= Records to process =
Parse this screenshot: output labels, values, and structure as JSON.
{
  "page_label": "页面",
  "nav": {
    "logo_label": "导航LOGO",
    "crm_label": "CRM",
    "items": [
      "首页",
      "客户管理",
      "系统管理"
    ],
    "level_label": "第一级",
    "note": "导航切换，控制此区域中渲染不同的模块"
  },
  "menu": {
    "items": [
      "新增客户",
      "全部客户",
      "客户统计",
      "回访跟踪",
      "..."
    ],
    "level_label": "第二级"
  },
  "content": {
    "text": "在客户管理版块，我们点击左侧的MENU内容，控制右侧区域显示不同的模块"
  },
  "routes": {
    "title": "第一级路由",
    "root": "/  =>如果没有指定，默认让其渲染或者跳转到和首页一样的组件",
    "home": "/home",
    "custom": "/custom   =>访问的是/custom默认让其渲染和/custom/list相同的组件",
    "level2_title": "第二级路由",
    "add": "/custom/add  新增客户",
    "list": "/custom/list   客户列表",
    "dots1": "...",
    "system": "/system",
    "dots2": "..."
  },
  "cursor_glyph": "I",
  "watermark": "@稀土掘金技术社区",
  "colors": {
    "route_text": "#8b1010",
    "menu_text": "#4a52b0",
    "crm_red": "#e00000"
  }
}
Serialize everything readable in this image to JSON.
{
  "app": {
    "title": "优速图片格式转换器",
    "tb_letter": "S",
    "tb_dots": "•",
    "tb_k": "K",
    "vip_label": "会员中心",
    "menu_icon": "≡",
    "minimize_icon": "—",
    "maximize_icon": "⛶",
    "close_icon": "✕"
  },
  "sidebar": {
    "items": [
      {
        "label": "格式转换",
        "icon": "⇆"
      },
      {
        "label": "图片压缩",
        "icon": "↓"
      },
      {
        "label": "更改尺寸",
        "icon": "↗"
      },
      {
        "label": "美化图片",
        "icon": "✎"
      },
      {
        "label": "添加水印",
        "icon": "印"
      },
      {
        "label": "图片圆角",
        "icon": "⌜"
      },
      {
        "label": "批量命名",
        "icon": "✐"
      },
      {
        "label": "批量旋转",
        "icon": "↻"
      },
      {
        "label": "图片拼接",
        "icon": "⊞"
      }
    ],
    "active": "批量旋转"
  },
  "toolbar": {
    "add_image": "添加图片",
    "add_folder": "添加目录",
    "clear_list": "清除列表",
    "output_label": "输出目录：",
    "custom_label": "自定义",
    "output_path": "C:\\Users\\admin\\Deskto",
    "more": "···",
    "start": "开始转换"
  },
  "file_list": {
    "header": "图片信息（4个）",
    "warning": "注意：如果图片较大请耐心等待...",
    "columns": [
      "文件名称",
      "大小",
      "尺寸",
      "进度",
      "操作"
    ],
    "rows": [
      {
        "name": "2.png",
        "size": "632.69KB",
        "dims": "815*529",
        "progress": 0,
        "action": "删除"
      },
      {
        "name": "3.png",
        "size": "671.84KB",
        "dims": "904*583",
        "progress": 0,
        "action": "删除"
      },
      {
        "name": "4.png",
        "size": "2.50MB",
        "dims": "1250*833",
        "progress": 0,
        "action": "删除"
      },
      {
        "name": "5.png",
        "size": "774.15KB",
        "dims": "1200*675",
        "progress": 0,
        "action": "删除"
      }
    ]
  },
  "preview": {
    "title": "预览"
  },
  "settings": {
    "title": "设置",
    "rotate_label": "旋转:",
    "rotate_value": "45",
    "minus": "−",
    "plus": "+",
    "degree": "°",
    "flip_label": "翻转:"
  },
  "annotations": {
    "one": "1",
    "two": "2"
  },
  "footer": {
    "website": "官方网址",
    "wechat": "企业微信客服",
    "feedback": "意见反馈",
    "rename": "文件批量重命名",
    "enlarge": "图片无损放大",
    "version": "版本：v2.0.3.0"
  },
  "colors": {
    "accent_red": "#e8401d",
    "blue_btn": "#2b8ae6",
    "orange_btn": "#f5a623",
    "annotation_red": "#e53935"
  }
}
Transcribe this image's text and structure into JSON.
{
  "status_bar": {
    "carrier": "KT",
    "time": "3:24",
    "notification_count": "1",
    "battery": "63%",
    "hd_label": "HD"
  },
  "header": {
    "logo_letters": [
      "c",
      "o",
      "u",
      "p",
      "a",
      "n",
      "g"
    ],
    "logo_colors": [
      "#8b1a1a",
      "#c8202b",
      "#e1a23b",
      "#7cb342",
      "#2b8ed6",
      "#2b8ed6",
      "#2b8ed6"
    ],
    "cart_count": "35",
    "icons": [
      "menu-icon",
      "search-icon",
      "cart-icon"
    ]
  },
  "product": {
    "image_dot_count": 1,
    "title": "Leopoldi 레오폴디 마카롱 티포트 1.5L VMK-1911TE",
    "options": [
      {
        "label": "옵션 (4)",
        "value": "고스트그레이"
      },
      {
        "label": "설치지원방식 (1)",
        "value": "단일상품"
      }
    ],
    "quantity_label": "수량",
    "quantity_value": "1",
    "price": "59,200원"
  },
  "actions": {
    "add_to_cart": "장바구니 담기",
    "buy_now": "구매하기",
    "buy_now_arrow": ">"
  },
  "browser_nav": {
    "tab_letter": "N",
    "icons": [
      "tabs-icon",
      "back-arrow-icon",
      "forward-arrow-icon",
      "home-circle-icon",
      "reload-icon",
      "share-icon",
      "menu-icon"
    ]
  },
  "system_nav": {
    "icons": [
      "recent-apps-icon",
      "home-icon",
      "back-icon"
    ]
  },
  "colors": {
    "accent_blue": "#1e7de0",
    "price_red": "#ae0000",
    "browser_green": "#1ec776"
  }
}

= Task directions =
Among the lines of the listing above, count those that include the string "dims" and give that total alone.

= Response for this exercise =
4